Can volcanoes overheat the Earth?

A geyser in Iceland is part of the Central Atlantic rift system where volcanic activity may have caused an extreme global warmup about 56 million years ago. @bberwyn photo.

Study says ancient extreme global warming event was caused by C02 buildup from massive eruptions

Staff Report

The role of volcanoes on Earth’s climate is complex. It’s well known that aerosol particles from eruptions like Mt. St. Helens can cool temperatures by blocking a small part of the sun’s energy, but a new study suggests that an extreme global warming event about 56 million years ago was caused by massive volcanic C02 emissions.

The research, led by the University of Southampton found evidence that atmospheric C02 doubled within a relatively short period of time, on the geological scale, resulting in a global temperature spike that drove mass extinctions.

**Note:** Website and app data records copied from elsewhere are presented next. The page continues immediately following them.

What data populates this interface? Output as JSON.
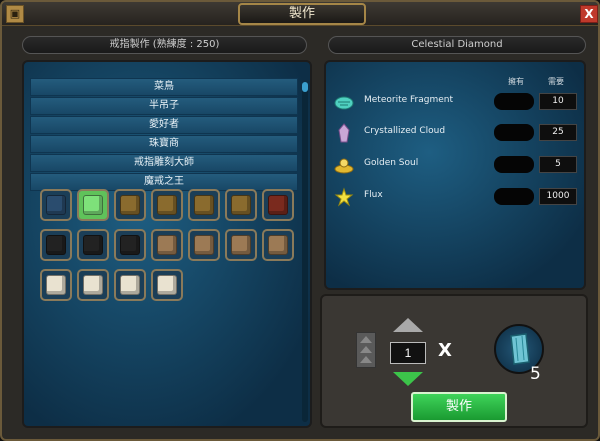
{
  "window": {
    "title": "製作",
    "close_label": "X"
  },
  "left_header": "戒指製作 (熟練度 : 250)",
  "right_header": "Celestial Diamond",
  "recipe_categories": [
    {
      "label": "菜鳥"
    },
    {
      "label": "半吊子"
    },
    {
      "label": "愛好者"
    },
    {
      "label": "珠寶商"
    },
    {
      "label": "戒指雕刻大師"
    },
    {
      "label": "魔戒之王"
    }
  ],
  "recipe_slots": [
    {
      "icon": "dark-ring-icon",
      "color": "#2a4c6e"
    },
    {
      "icon": "green-ring-icon",
      "color": "#7ee17a"
    },
    {
      "icon": "ring-cube-icon",
      "color": "#8a6b2e"
    },
    {
      "icon": "ring-cube-icon",
      "color": "#8a6b2e"
    },
    {
      "icon": "ring-cube-icon",
      "color": "#8a6b2e"
    },
    {
      "icon": "ring-cube-icon",
      "color": "#8a6b2e"
    },
    {
      "icon": "ring-cube-icon",
      "color": "#7a2a1e"
    },
    {
      "icon": "black-cube-icon",
      "color": "#222222"
    },
    {
      "icon": "black-cube-icon",
      "color": "#222222"
    },
    {
      "icon": "black-cube-icon",
      "color": "#222222"
    },
    {
      "icon": "tan-cube-icon",
      "color": "#9c7a55"
    },
    {
      "icon": "tan-cube-icon",
      "color": "#9c7a55"
    },
    {
      "icon": "tan-cube-icon",
      "color": "#9c7a55"
    },
    {
      "icon": "tan-cube-icon",
      "color": "#9c7a55"
    },
    {
      "icon": "white-cube-icon",
      "color": "#e9e2d0"
    },
    {
      "icon": "white-cube-icon",
      "color": "#e9e2d0"
    },
    {
      "icon": "white-cube-icon",
      "color": "#e9e2d0"
    },
    {
      "icon": "white-cube-icon",
      "color": "#e9e2d0"
    }
  ],
  "materials": {
    "col_owned": "擁有",
    "col_needed": "需要",
    "items": [
      {
        "name": "Meteorite Fragment",
        "needed": "10",
        "icon": "meteorite-icon",
        "color": "#4fd0c0"
      },
      {
        "name": "Crystallized Cloud",
        "needed": "25",
        "icon": "crystal-cloud-icon",
        "color": "#c9a6d6"
      },
      {
        "name": "Golden Soul",
        "needed": "5",
        "icon": "golden-soul-icon",
        "color": "#e2b830"
      },
      {
        "name": "Flux",
        "needed": "1000",
        "icon": "flux-icon",
        "color": "#f2e040"
      }
    ]
  },
  "craft": {
    "quantity": "1",
    "multiply": "X",
    "result_count": "5",
    "button_label": "製作"
  }
}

The eruptions happened during formation of the Atlantic Ocean, according to the study published in the journal Nature. Continue reading “Can volcanoes overheat the Earth?”

How will global warming affect wood frogs?

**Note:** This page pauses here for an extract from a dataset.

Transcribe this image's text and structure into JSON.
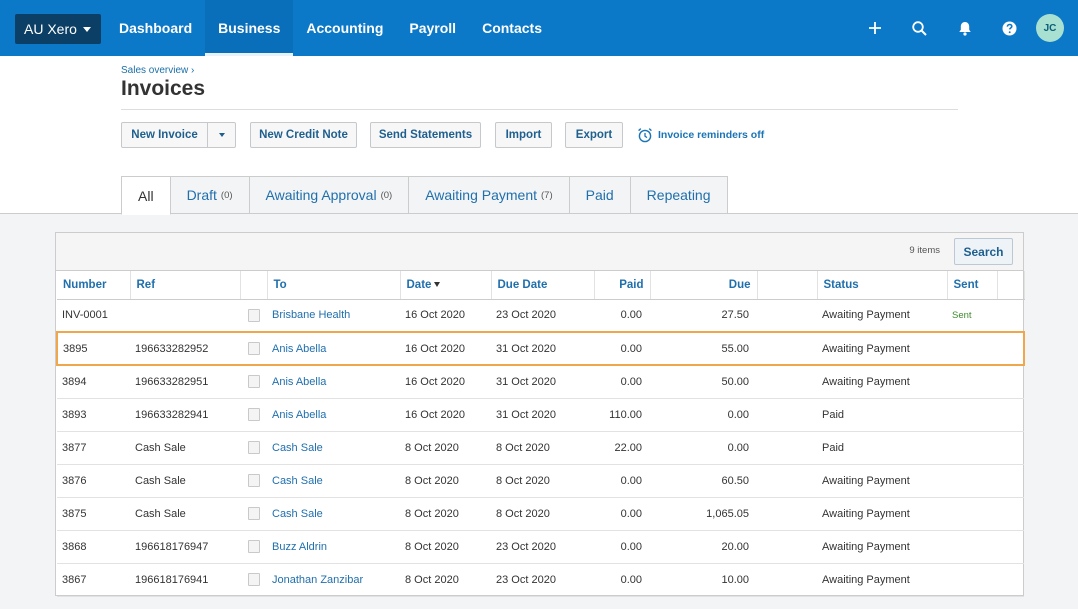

Study documents nuanced response

Scientists took a close look at how wood frogs are trying to survive global warming. @bberwyn photo.

Staff Report

A far-ranging study of wood frogs have found that the bog-breeding amphibians could be vulnerable to global warming at the southern edge of their range, and that the population could shift northward, similar to many other species.

But the research, covering more than 740 wood frog populations in 27 different areas, also showed some nuance in the response to climate change. That makes it hard to determine which species and which populations are in danger of declining or disappearing, according to researcher David Miller, assistant professor of wildlife population ecology at Penn State.Local and regional precipitation trends are nearly as important as temperature in determining the fate of many animals, he explained, and that’s especially true with moisture-sensitive creatures such as amphibians. Continue reading “How will global warming affect wood frogs?”

Sunday set: Catching up …

We’re unraveling the web of life

The last few weeks included a productive stretch of writing some interesting climate change and environmental stories. My favorite was about reef restoration in Florida, where hundreds of scientists and volunteers are gardening corals and transplanting them back out into the ocean. Careful monitoring shows there’s good potential to rebuild some ecosystems, especially where it counts, like offshore Miami, which would benefit from intact reefs to help protect the coast from storm surges. You can read the story at Fusion’s Project Earth.

I also spent quite a bit of time listening to people like the U.S. Coast Guard commander, high-ranking naval officers and scientists speaking about environmental changes in the Arctic, and how well the the U.S. is prepared to respond to those changes in a story for Pacific Standard. In another story for the same publication, I wrote about how fungi, through their symbiosis with plants, play a much larger role in regulating the terrestrial part of the carbon cycle than was thought just a few decades ago.

There is also a clear climate change signal evident in the timing of river floods across Europe, with some regions seeing serious flooding come up to two weeks earlier. This has implications for how communities manage water, as I described in this piece for InsideClimate News. Besides the potential for damage to communities, changes in precipitation and flooding patterns also will affect the concentration of nutrient pollution like nitrogen, which leads to toxic algae blooms and ocean dead zones.